(Data about app and page elements)
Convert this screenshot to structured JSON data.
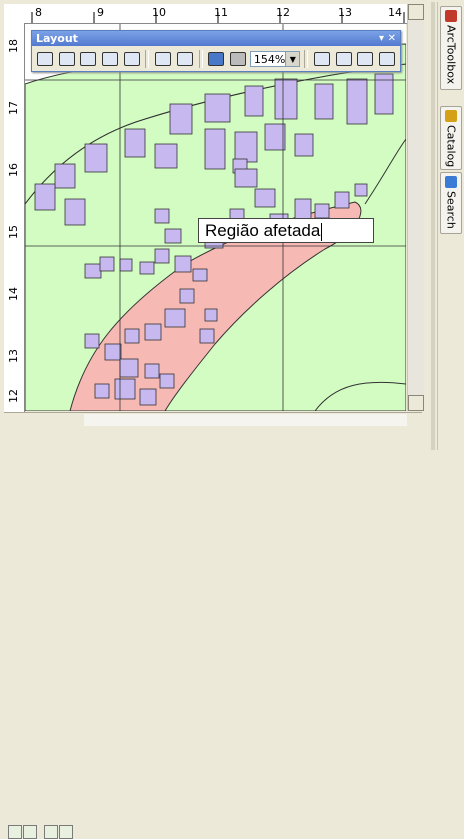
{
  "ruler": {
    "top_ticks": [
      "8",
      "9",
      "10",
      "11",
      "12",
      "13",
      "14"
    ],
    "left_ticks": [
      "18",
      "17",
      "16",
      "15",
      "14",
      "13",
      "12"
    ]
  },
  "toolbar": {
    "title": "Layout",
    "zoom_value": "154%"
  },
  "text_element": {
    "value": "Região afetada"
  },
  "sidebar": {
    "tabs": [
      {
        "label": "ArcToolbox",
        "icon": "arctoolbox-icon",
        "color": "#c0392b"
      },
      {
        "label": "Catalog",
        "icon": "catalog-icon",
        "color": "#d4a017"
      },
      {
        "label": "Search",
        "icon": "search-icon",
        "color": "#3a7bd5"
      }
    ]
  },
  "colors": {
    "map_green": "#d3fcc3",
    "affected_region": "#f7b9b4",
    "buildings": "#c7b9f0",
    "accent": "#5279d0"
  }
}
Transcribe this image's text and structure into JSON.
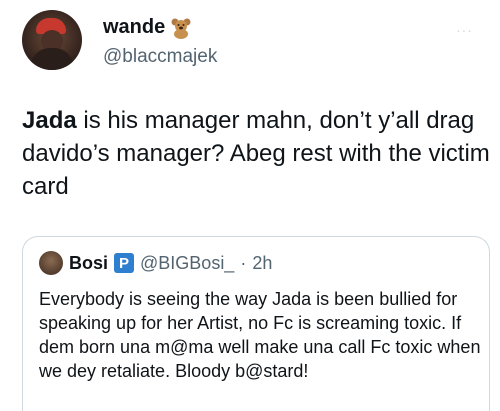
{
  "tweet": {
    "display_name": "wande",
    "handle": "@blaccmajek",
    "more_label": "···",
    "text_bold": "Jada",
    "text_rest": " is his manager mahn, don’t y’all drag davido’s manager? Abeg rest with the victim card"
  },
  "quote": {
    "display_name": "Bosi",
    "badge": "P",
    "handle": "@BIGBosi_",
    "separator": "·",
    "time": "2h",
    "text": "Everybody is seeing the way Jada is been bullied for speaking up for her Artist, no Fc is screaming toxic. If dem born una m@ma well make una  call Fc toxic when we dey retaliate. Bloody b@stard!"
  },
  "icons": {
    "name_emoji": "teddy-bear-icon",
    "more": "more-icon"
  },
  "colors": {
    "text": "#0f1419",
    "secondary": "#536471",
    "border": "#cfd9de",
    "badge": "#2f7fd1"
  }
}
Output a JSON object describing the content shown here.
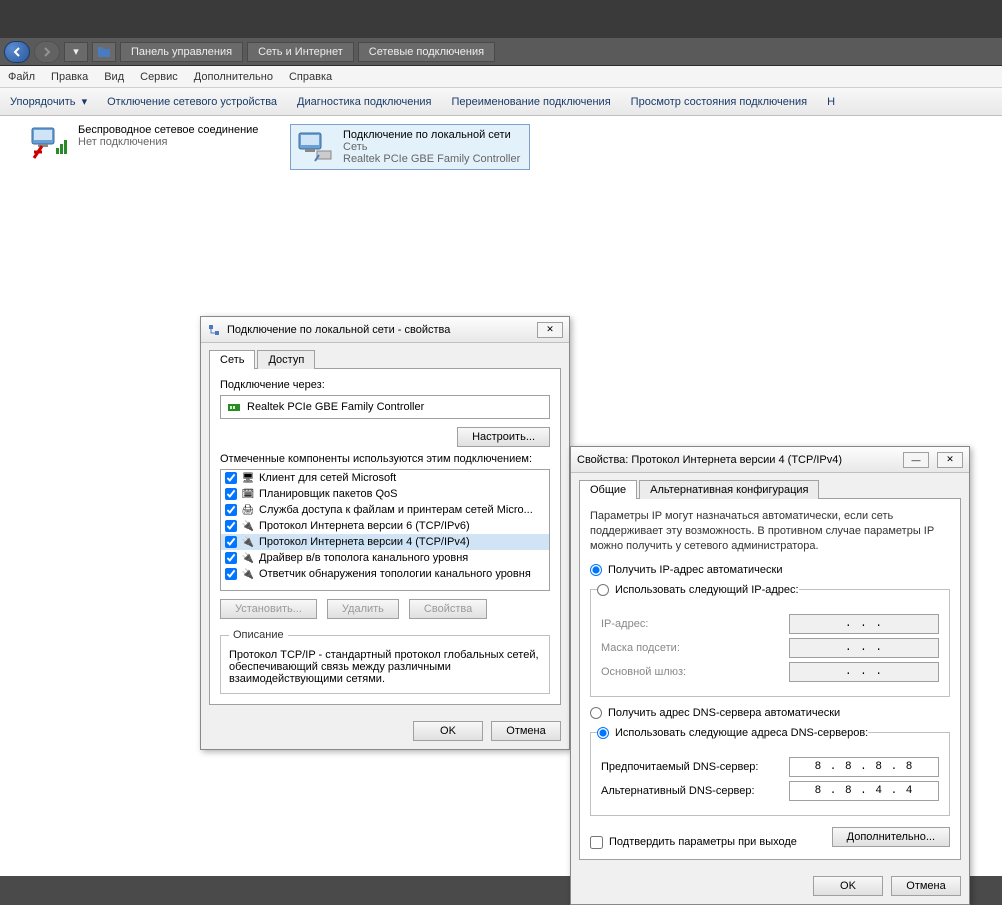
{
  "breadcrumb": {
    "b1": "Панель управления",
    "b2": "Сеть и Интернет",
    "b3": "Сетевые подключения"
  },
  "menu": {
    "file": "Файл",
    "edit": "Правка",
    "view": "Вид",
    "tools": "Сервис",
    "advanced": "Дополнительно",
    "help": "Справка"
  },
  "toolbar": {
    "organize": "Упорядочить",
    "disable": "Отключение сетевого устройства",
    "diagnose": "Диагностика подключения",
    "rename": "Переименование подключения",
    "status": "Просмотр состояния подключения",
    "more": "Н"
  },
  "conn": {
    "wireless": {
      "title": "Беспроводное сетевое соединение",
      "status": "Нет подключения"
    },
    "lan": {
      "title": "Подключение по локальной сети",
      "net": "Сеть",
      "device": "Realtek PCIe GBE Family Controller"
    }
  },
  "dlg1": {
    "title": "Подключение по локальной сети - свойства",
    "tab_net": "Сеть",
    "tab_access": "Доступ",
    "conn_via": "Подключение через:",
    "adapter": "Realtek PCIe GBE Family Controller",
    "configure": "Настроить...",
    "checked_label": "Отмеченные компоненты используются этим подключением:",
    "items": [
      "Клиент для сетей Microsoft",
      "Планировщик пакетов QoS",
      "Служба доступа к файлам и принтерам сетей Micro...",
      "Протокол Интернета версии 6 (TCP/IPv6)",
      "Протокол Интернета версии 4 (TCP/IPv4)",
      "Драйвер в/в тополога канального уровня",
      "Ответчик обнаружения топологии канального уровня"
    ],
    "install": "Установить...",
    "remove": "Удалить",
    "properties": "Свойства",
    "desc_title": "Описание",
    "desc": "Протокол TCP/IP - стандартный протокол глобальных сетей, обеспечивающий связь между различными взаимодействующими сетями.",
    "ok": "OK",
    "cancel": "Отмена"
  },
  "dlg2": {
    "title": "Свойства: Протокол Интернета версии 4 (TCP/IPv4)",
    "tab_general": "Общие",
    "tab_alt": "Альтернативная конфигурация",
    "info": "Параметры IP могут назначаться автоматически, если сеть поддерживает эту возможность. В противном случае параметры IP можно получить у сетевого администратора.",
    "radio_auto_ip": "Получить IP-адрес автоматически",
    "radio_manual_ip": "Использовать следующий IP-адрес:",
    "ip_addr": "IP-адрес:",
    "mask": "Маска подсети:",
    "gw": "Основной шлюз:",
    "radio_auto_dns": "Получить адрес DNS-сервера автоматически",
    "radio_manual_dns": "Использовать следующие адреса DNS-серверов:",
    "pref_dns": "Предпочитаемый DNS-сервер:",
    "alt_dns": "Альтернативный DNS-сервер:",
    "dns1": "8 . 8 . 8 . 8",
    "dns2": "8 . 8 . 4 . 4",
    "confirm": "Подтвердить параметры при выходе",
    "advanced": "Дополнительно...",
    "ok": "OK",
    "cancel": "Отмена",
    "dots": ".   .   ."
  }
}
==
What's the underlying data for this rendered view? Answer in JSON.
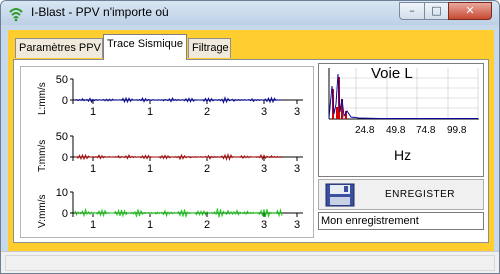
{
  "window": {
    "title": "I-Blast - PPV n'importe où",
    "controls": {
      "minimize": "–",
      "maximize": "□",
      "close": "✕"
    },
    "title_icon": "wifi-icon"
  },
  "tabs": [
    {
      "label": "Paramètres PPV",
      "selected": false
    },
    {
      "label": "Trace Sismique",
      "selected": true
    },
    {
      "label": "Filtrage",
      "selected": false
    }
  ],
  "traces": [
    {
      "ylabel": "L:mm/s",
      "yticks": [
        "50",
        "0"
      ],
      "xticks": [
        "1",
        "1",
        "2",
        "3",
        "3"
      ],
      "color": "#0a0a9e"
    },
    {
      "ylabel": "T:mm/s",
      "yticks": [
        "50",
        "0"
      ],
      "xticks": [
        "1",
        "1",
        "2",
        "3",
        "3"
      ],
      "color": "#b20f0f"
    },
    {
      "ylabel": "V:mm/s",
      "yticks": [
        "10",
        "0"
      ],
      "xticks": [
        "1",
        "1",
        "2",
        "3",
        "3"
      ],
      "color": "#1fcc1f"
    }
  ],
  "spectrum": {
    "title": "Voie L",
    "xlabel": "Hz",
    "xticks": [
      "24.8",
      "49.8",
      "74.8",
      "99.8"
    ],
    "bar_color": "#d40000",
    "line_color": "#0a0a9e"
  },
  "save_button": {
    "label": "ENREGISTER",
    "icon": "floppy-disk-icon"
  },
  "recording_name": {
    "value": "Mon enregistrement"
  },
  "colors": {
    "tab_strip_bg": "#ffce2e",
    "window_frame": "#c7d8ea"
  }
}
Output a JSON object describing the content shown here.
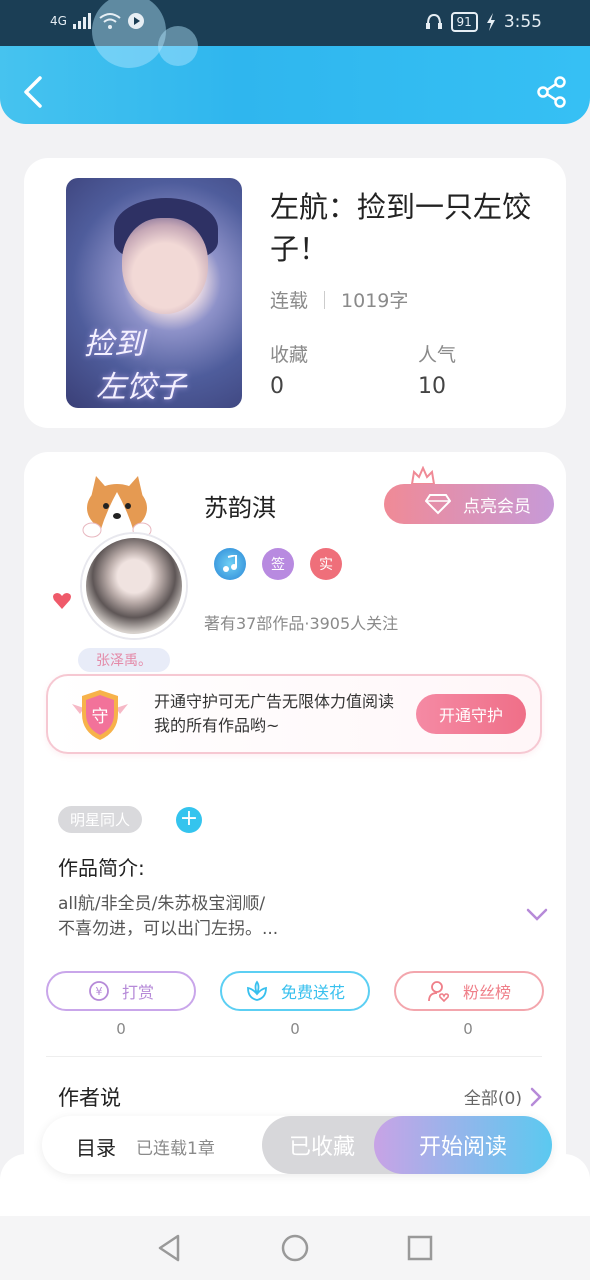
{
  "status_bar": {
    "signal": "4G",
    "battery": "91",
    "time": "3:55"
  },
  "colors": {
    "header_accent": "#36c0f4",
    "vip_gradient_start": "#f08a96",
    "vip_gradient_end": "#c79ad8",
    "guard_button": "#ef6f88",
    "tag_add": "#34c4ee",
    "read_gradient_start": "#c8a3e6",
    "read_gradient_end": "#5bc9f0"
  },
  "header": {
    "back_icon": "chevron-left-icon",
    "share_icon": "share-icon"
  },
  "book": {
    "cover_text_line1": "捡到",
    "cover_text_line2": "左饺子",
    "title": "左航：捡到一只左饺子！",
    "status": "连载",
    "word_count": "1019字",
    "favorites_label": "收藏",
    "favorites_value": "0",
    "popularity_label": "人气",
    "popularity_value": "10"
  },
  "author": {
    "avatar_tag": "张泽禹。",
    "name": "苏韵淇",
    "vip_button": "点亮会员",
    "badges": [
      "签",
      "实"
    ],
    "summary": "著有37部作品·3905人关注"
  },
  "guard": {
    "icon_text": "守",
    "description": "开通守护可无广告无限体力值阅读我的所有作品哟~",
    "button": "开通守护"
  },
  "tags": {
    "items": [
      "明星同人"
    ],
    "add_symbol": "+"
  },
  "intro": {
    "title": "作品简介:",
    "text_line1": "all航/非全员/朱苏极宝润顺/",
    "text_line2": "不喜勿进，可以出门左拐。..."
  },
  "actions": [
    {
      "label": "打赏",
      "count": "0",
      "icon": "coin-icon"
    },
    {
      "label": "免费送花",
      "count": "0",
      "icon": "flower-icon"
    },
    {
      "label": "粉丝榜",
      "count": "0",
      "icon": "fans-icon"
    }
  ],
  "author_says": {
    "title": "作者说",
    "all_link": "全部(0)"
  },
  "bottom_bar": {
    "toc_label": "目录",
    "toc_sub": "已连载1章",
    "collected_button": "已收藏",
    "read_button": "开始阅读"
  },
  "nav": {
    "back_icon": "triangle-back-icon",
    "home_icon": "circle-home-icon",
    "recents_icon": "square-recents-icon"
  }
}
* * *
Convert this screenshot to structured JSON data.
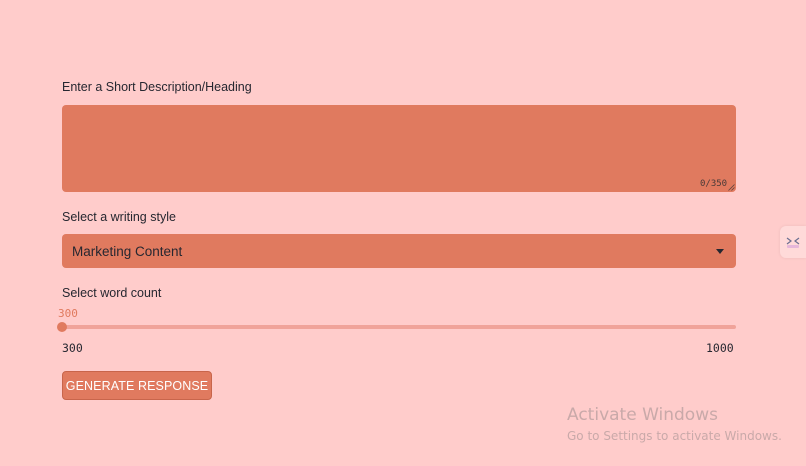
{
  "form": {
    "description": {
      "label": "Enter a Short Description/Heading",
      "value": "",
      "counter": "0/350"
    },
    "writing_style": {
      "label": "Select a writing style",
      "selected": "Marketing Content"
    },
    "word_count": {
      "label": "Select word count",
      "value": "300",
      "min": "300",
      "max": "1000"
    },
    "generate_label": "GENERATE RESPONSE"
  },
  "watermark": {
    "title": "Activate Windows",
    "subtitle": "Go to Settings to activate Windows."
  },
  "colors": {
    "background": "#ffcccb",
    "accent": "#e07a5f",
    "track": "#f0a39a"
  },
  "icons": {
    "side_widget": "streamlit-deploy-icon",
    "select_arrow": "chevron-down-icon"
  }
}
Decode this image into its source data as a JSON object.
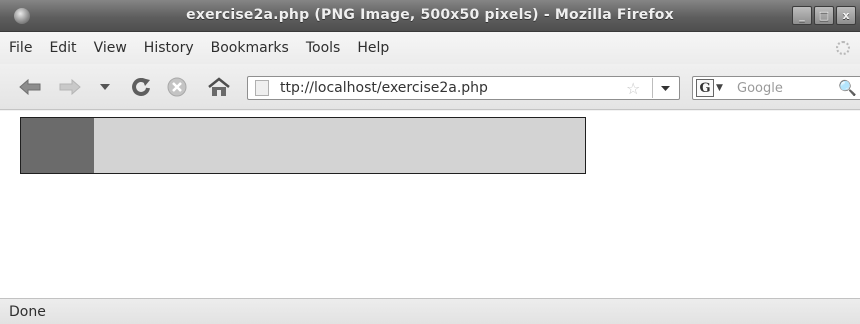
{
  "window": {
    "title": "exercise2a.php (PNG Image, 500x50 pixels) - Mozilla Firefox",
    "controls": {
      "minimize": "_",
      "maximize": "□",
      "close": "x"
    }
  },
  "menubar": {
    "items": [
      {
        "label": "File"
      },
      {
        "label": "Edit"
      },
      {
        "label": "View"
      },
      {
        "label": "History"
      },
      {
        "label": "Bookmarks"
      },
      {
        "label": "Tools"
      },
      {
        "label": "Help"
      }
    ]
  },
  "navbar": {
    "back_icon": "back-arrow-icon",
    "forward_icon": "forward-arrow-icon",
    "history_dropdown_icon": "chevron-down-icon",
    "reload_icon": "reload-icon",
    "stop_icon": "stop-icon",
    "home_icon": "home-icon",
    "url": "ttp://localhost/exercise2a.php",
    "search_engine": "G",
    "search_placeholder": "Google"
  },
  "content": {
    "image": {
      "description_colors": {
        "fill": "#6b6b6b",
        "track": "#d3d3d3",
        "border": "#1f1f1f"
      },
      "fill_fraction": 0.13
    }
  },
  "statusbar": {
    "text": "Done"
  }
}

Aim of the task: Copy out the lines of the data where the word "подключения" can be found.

Exercise answer:
    "b3": "Сетевые подключения"
    "diagnose": "Диагностика подключения",
    "rename": "Переименование подключения",
    "status": "Просмотр состояния подключения",
      "status": "Нет подключения"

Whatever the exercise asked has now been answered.